Exercise directions | Scan the records for "Hadoop". Report each line that includes it.

Task material |
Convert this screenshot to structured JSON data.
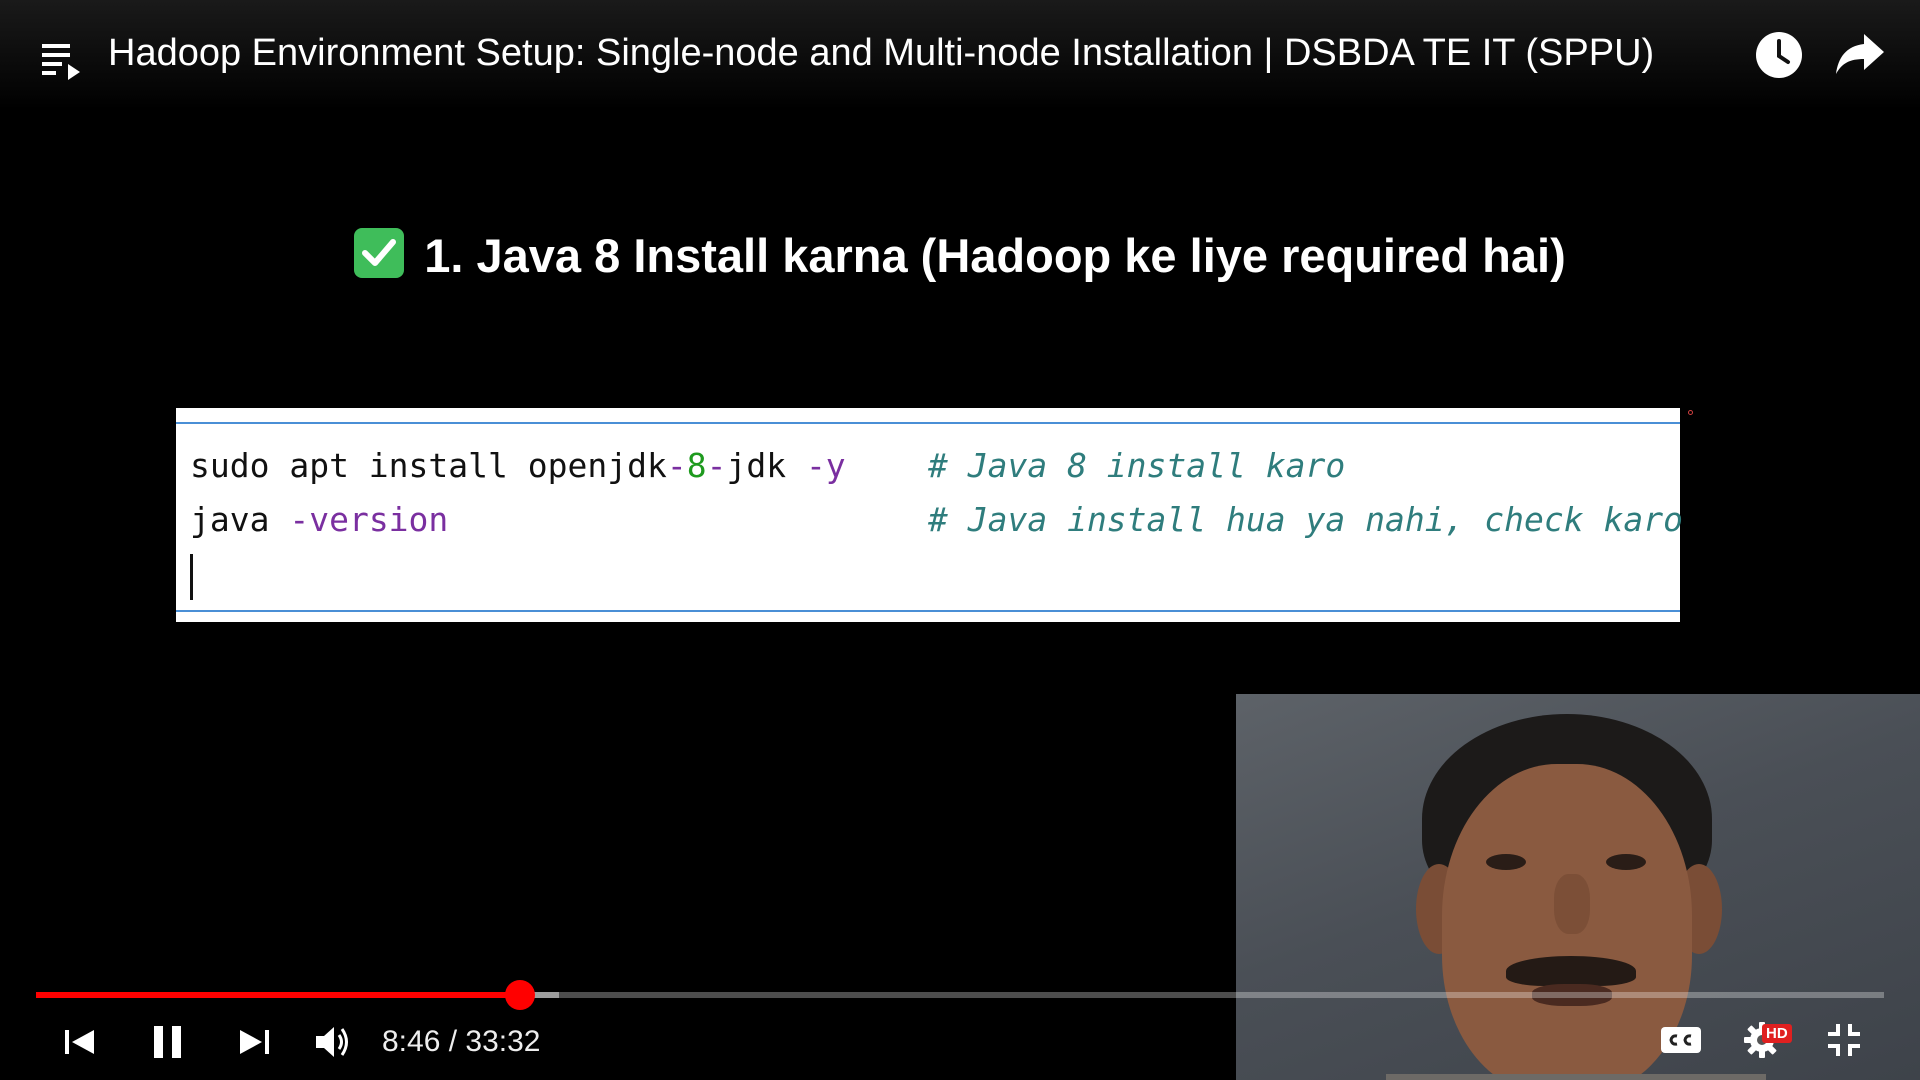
{
  "header": {
    "title": "Hadoop Environment Setup: Single-node and Multi-node Installation | DSBDA TE IT (SPPU)",
    "icons": [
      "playlist-icon",
      "watch-later-icon",
      "share-icon"
    ]
  },
  "slide": {
    "heading_icon": "check-mark-icon",
    "heading": "1. Java 8 Install karna (Hadoop ke liye required hai)",
    "code": {
      "line1": {
        "cmd": "sudo apt install openjdk",
        "dash1": "-",
        "num": "8",
        "dash2": "-",
        "rest": "jdk ",
        "opt": "-y",
        "comment": "# Java 8 install karo"
      },
      "line2": {
        "cmd": "java ",
        "opt": "-version",
        "comment": "# Java install hua ya nahi, check karo"
      }
    }
  },
  "player": {
    "current_time": "8:46",
    "separator": " / ",
    "duration": "33:32",
    "progress_fraction": 0.262,
    "buffered_fraction": 0.283,
    "controls": [
      "previous-icon",
      "pause-icon",
      "next-icon",
      "volume-icon",
      "cc-icon",
      "settings-icon",
      "exit-fullscreen-icon"
    ],
    "quality_badge": "HD",
    "colors": {
      "played": "#ff0000",
      "badge": "#e02020"
    }
  }
}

Exercise response |
    "title": "Hadoop Environment Setup: Single-node and Multi-node Installation | DSBDA TE IT (SPPU)",
    "heading": "1. Java 8 Install karna (Hadoop ke liye required hai)",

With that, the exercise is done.